This was a card I missed in my initial Magic Origins review, much to the dismay of both Affinity players and brewers who wanted to see the Walker in action. On paper, Hangarback Walker doesn’t seem like it has what it takes to be Modern playable. At two mana, you get a 1/1 that replaces itself with a flyer, which is also to say you get a colorless and more expensive Doomed Traveler. Walker can grow with each turn, but that doesn’t necessarily seem like an ability Affinity wants to sink mana into. At four mana, Walker becomes more potent, but are you really spending four mana on a 2/2 in Affinity? Harrison Fang evidently thought Walker was worth the Affinity slot, running a singleton in his 60 en route to a 19th place finish at SCG Chicago. Although I haven’t discussed it with Fang (badass name, by the way), the online consensus is that Walker fills a few important roles in Affinity. It insulates you from sweepers like that nasty Shatterstorm, lets you outgrind opponents if the game gets bogged down, and gives you the ability to go wide without too much card investment. It’s unclear if Affinity needs these tools when it already has so much direct firepower, but it makes Hangarback a strong consideration in certain metagames. I think we haven’t seen the last of Walker, and it is likely to creep into Affinity lists as a one or two-of throughout the PPTQ season. If nothing else, its synergy with Arcbound Ravager and Steel Overseer should encourage players to give it a try.
By far the biggest question mark from the weekend is around Day’s Undoing. Zero decks in the SCG Top 32 used the card, including two Affinity lists and a Top 8 Burn strategy. For a card that many viewed as the second coming of Treasure Cruise, or a near contender for that throne, this was a big disappointment. For those who were worried about Jordan Boisvert’s predictions of a Modern metagame homogenized with linear decks, this was probably a huge relief. Maybe Undoing really was just the second coming of Time Reversal?
As is often the case, I’m somewhere in the middle on this card. On one hand, I never thought Undoing was quite as broken as many players made it out to be, especially because the symmetry really is symmetrical in the linear matchups (as opposed to Cruise which was as asymmetric as it gets). This makes the card less maindeckable and more risky than many first gave credit. On the other hand, I love the synergy between Undoing and Disrupting Shoal in tempo decks, and have experienced some promising results with Undoing in Burn over the past few weeks. Don’t bet against Undoing just yet; there is a good chance players are still trying to figure out the best way to use it, both in terms of their own deck and the overall metagame context. I don’t expect to see this card breaking Modern in quite the same way as Dig or Cruise, but I fully expect it to show up in big events over the next few months once someone figures out the best home for it.

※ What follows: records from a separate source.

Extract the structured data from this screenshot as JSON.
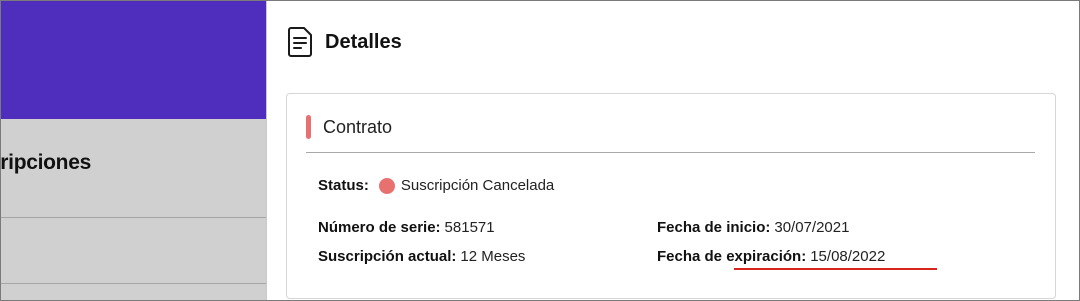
{
  "backdrop": {
    "title": "uscripciones",
    "header_color": "#4f2dbd"
  },
  "drawer": {
    "icon": "document-icon",
    "title": "Detalles"
  },
  "contract": {
    "title": "Contrato",
    "accent_color": "#e8716f",
    "status_label": "Status:",
    "status_value": "Suscripción Cancelada",
    "status_color": "#e8716f",
    "serial_label": "Número de serie:",
    "serial_value": "581571",
    "current_label": "Suscripción actual:",
    "current_value": "12 Meses",
    "start_label": "Fecha de inicio:",
    "start_value": "30/07/2021",
    "expiry_label": "Fecha de expiración:",
    "expiry_value": "15/08/2022",
    "highlight_color": "#d8261c"
  }
}
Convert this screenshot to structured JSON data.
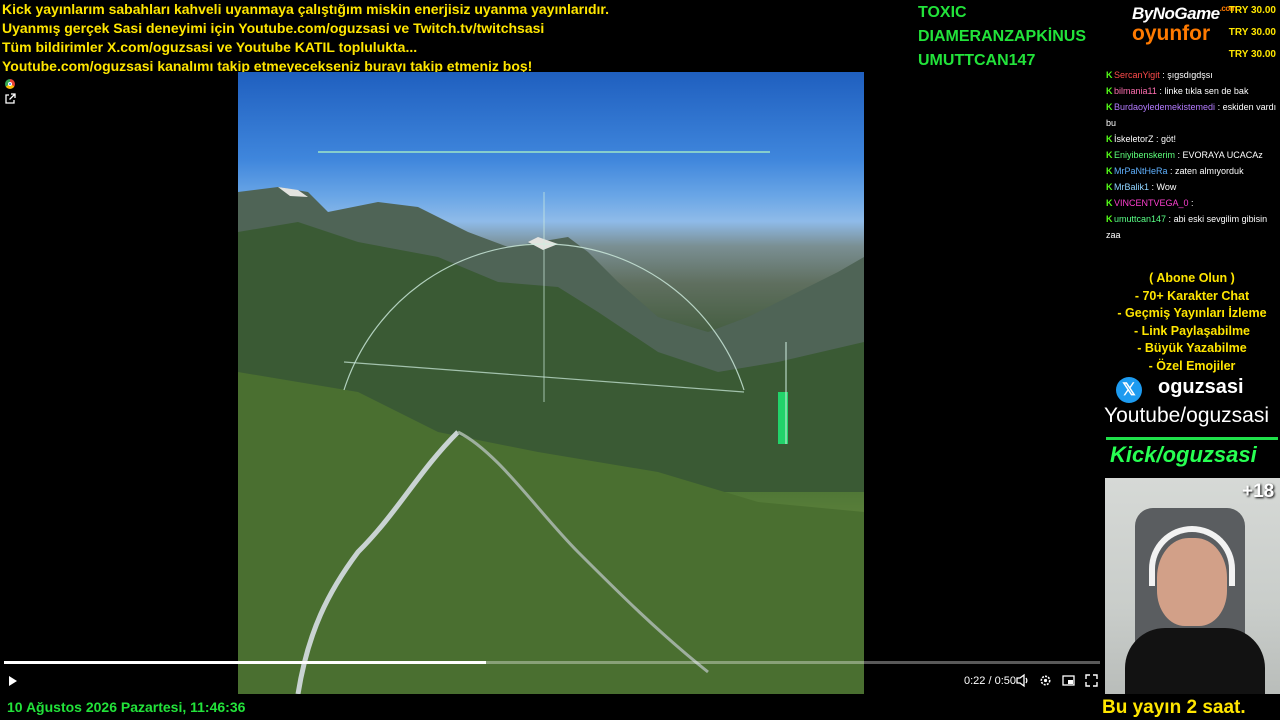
{
  "ticker": {
    "lines": [
      "Kick yayınlarım sabahları kahveli uyanmaya çalıştığım miskin enerjisiz uyanma yayınlarıdır.",
      "Uyanmış gerçek Sasi deneyimi için Youtube.com/oguzsasi ve Twitch.tv/twitchsasi",
      "Tüm bildirimler X.com/oguzsasi ve Youtube KATIL toplulukta...",
      "Youtube.com/oguzsasi kanalımı takip etmeyecekseniz burayı takip etmeniz boş!"
    ]
  },
  "donors": [
    "TOXIC",
    "DIAMERANZAPKİNUS",
    "UMUTTCAN147"
  ],
  "logo": {
    "top": "ByNoGame",
    "dotcom": ".com",
    "bottom": "oyunfor"
  },
  "donations": [
    "TRY 30.00",
    "TRY 30.00",
    "TRY 30.00"
  ],
  "chat": {
    "messages": [
      {
        "user": "SercanYigit",
        "color": "#ff4b4b",
        "text": "şıgsdıgdşsı"
      },
      {
        "user": "bilmania11",
        "color": "#ff6fb0",
        "text": "linke tıkla sen de bak"
      },
      {
        "user": "Burdaoyledemekistemedi",
        "color": "#b57cff",
        "text": "eskiden vardı bu"
      },
      {
        "user": "İskeletorZ",
        "color": "#ffffff",
        "text": "göt!"
      },
      {
        "user": "Eniyibenskerim",
        "color": "#5dff7a",
        "text": "EVORAYA UCACAz"
      },
      {
        "user": "MrPaNtHeRa",
        "color": "#5fb1ff",
        "text": "zaten almıyorduk"
      },
      {
        "user": "MrBalik1",
        "color": "#8fd3ff",
        "text": "Wow"
      },
      {
        "user": "VINCENTVEGA_0",
        "color": "#ff3fd0",
        "text": ""
      },
      {
        "user": "umuttcan147",
        "color": "#59ff86",
        "text": "abi eski sevgilim gibisin zaa"
      }
    ]
  },
  "subscribe": {
    "lines": [
      "( Abone Olun )",
      "- 70+ Karakter Chat",
      "- Geçmiş Yayınları İzleme",
      "- Link Paylaşabilme",
      "- Büyük Yazabilme",
      "- Özel Emojiler"
    ]
  },
  "social": {
    "x_glyph": "𝕏",
    "x_handle": "oguzsasi",
    "youtube": "Youtube/oguzsasi",
    "kick": "Kick/oguzsasi"
  },
  "webcam": {
    "age_badge": "+18"
  },
  "bottom_banner": "Bu yayın 2 saat.",
  "datetime": "10 Ağustos 2026 Pazartesi, 11:46:36",
  "player": {
    "time": "0:22 / 0:50",
    "progress": 0.44
  },
  "colors": {
    "ticker": "#ffe600",
    "donor": "#22e33a",
    "kick_green": "#53fc18",
    "logo_orange": "#ff7a00"
  }
}
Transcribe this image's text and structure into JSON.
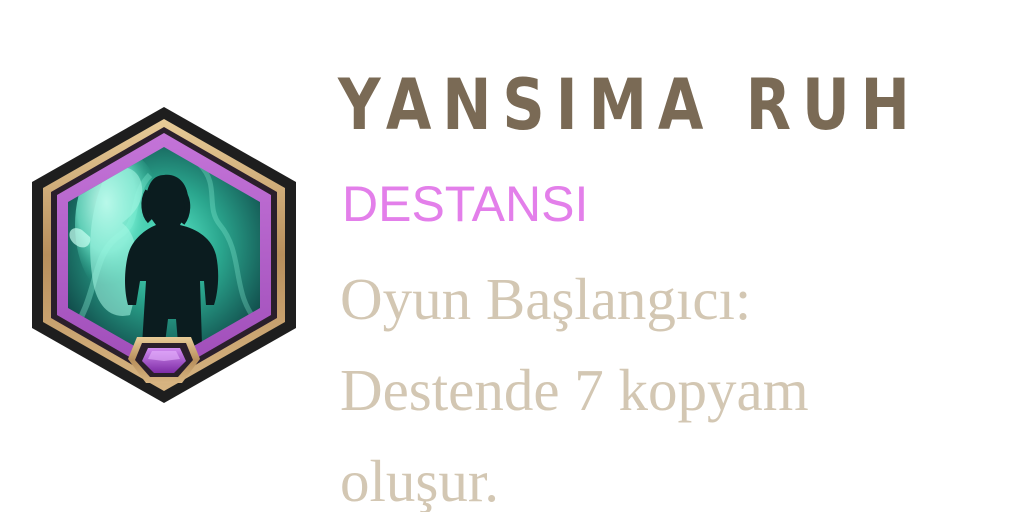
{
  "card": {
    "name": "YANSIMA RUH",
    "rarity": "DESTANSI",
    "description": "Oyun Başlangıcı: Destende 7 kopyam oluşur.",
    "portrait_icon": "spirit-reflection-portrait",
    "gem_icon": "epic-gem-icon"
  },
  "colors": {
    "name": "#7a6a55",
    "rarity": "#e37fea",
    "description": "#d3c7b3",
    "frame_outer": "#1e1e1e",
    "frame_gold": "#c9a575",
    "frame_purple": "#b464c8",
    "spirit_glow": "#4ee6c6"
  }
}
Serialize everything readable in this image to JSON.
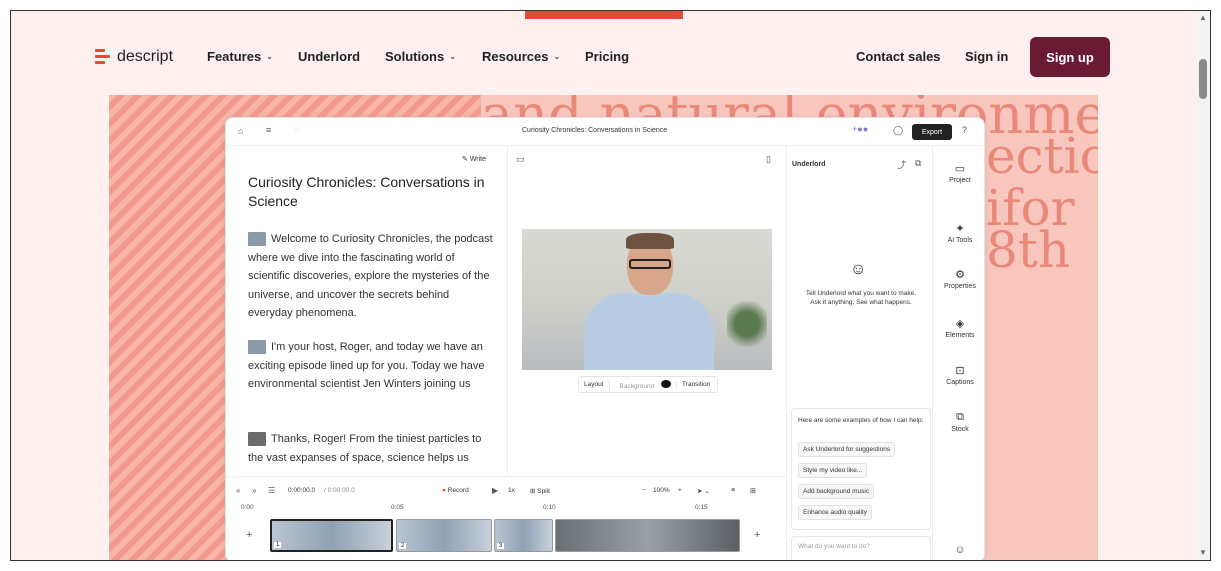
{
  "nav": {
    "logo": "descript",
    "items": [
      {
        "label": "Features",
        "has_menu": true
      },
      {
        "label": "Underlord",
        "has_menu": false
      },
      {
        "label": "Solutions",
        "has_menu": true
      },
      {
        "label": "Resources",
        "has_menu": true
      },
      {
        "label": "Pricing",
        "has_menu": false
      }
    ],
    "contact_sales": "Contact sales",
    "sign_in": "Sign in",
    "sign_up": "Sign up"
  },
  "hero": {
    "bg_text": [
      "and natural environment c",
      "ectio",
      "ifor",
      "8th"
    ]
  },
  "app": {
    "doc_title": "Curiosity Chronicles: Conversations in Science",
    "export": "Export",
    "write": "Write",
    "script_title": "Curiosity Chronicles: Conversations in Science",
    "paragraphs": [
      "Welcome to Curiosity Chronicles, the podcast where we dive into the fascinating world of scientific discoveries, explore the mysteries of the universe, and uncover the secrets behind everyday phenomena.",
      "I'm your host, Roger, and today we have an exciting episode lined up for you. Today we have environmental scientist Jen Winters joining us",
      "Thanks, Roger! From the tiniest particles to the vast expanses of space, science helps us"
    ],
    "preview_bar": {
      "layout": "Layout",
      "background": "Background",
      "transition": "Transition"
    },
    "underlord": {
      "title": "Underlord",
      "prompt": "Tell Underlord what you want to make. Ask it anything. See what happens.",
      "examples_heading": "Here are some examples of how I can help:",
      "chips": [
        "Ask Underlord for suggestions",
        "Style my video like...",
        "Add background music",
        "Enhance audio quality"
      ],
      "input_placeholder": "What do you want to do?"
    },
    "rail": [
      "Project",
      "AI Tools",
      "Properties",
      "Elements",
      "Captions",
      "Stock"
    ],
    "timeline": {
      "time": "0:00:00.0",
      "duration": "/ 0:00:00.0",
      "record": "Record",
      "speed": "1x",
      "split": "Split",
      "zoom": "100%",
      "ruler": [
        "0:00",
        "0:05",
        "0:10",
        "0:15"
      ],
      "clip_numbers": [
        "1",
        "2",
        "3"
      ]
    }
  }
}
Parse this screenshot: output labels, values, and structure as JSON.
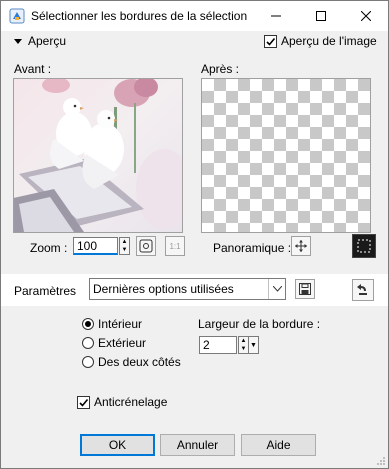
{
  "window": {
    "title": "Sélectionner les bordures de la sélection"
  },
  "preview": {
    "section_label": "Aperçu",
    "image_preview_label": "Aperçu de l'image",
    "image_preview_checked": true,
    "before_label": "Avant :",
    "after_label": "Après :"
  },
  "zoom": {
    "label": "Zoom :",
    "value": "100",
    "onetoone_label": "1:1"
  },
  "pan": {
    "label": "Panoramique :"
  },
  "params": {
    "label": "Paramètres",
    "preset": "Dernières options utilisées"
  },
  "options": {
    "radios": [
      {
        "label": "Intérieur",
        "selected": true
      },
      {
        "label": "Extérieur",
        "selected": false
      },
      {
        "label": "Des deux côtés",
        "selected": false
      }
    ],
    "border_width_label": "Largeur de la bordure :",
    "border_width_value": "2",
    "antialias_label": "Anticrénelage",
    "antialias_checked": true
  },
  "buttons": {
    "ok": "OK",
    "cancel": "Annuler",
    "help": "Aide"
  },
  "colors": {
    "accent": "#0078d7",
    "checker": "#c8c8c8"
  }
}
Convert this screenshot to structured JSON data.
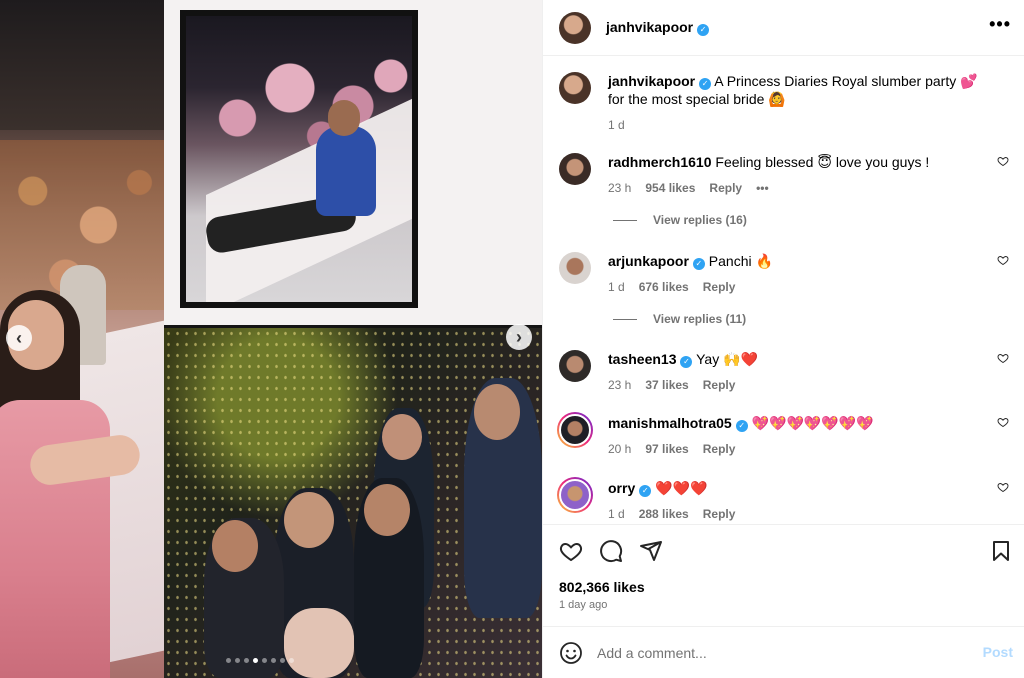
{
  "post": {
    "owner": "janhvikapoor",
    "caption": "A Princess Diaries Royal slumber party 💕 for the most special bride 🙆",
    "caption_age": "1 d",
    "likes": "802,366 likes",
    "posted": "1 day ago"
  },
  "header": {
    "more_label": "•••"
  },
  "carousel": {
    "prev_glyph": "‹",
    "next_glyph": "›",
    "slide_count": 8,
    "active_slide": 4
  },
  "comments": [
    {
      "user": "radhmerch1610",
      "text": "Feeling blessed 😇 love you guys !",
      "age": "23 h",
      "likes": "954 likes",
      "reply": "Reply",
      "more": "•••",
      "replies": "View replies (16)"
    },
    {
      "user": "arjunkapoor",
      "text": "Panchi 🔥",
      "age": "1 d",
      "likes": "676 likes",
      "reply": "Reply",
      "replies": "View replies (11)"
    },
    {
      "user": "tasheen13",
      "text": "Yay 🙌❤️",
      "age": "23 h",
      "likes": "37 likes",
      "reply": "Reply"
    },
    {
      "user": "manishmalhotra05",
      "text": "💖💖💖💖💖💖💖",
      "age": "20 h",
      "likes": "97 likes",
      "reply": "Reply"
    },
    {
      "user": "orry",
      "text": "❤️❤️❤️",
      "age": "1 d",
      "likes": "288 likes",
      "reply": "Reply"
    }
  ],
  "add_comment": {
    "placeholder": "Add a comment...",
    "post_label": "Post"
  },
  "icons": [
    "heart-icon",
    "comment-icon",
    "share-icon",
    "bookmark-icon",
    "emoji-icon",
    "verified-badge-icon",
    "more-options-icon"
  ]
}
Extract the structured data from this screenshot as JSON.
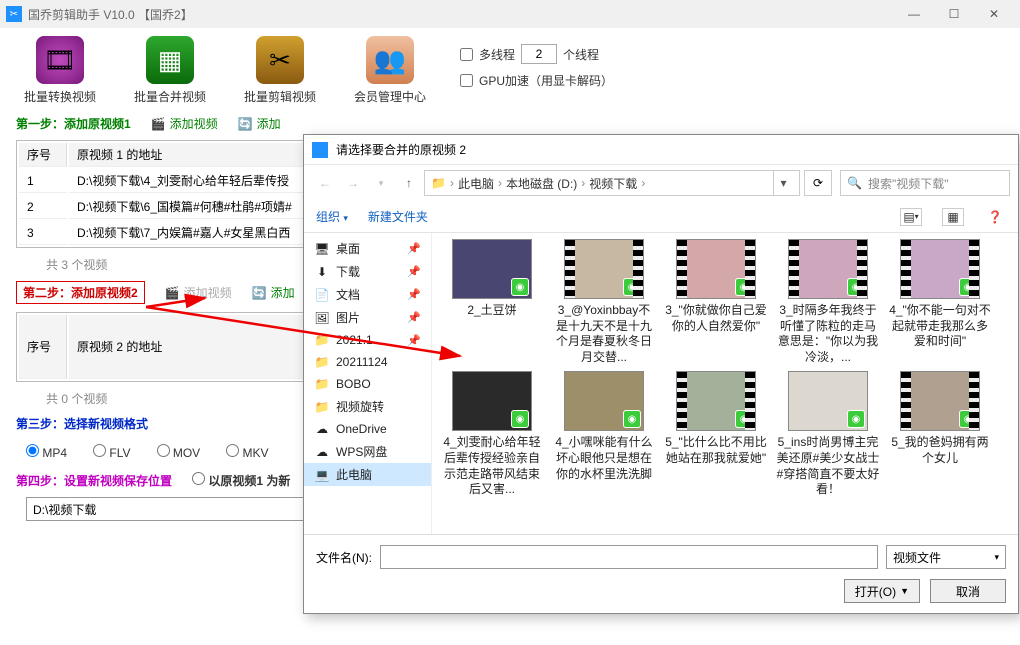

Magic Origins’ Future in Modern
The true testing ground for Magic Origins will be MTGO, and we are all eagerly awaiting its legalization date towards the end of the month. Risk-averse players are unlikely to “waste” their paper tournament entry on some Origins-powered brew, but it’s a much lower investment to play in random MTGO Daily, so I expect we will get a better test of Origins’ power in the coming weeks. As a personal prediction, I expect to see a lot of Merfolk: that deck has been swimming right under the surface for a while and Harbinger gives it a big boost.
What other Origins cards do you have on your radar? Where else do you expect the cards to succeed? Let me know in the comments and I look forward to brainstorming with you there!
Sheridan is the former Editor in Chief of Modern Nexus and a current Staff Author. He comes from a background in social science data analysis, database administration, and academia. He has been playing Magic since 1998 and Modern since 2011.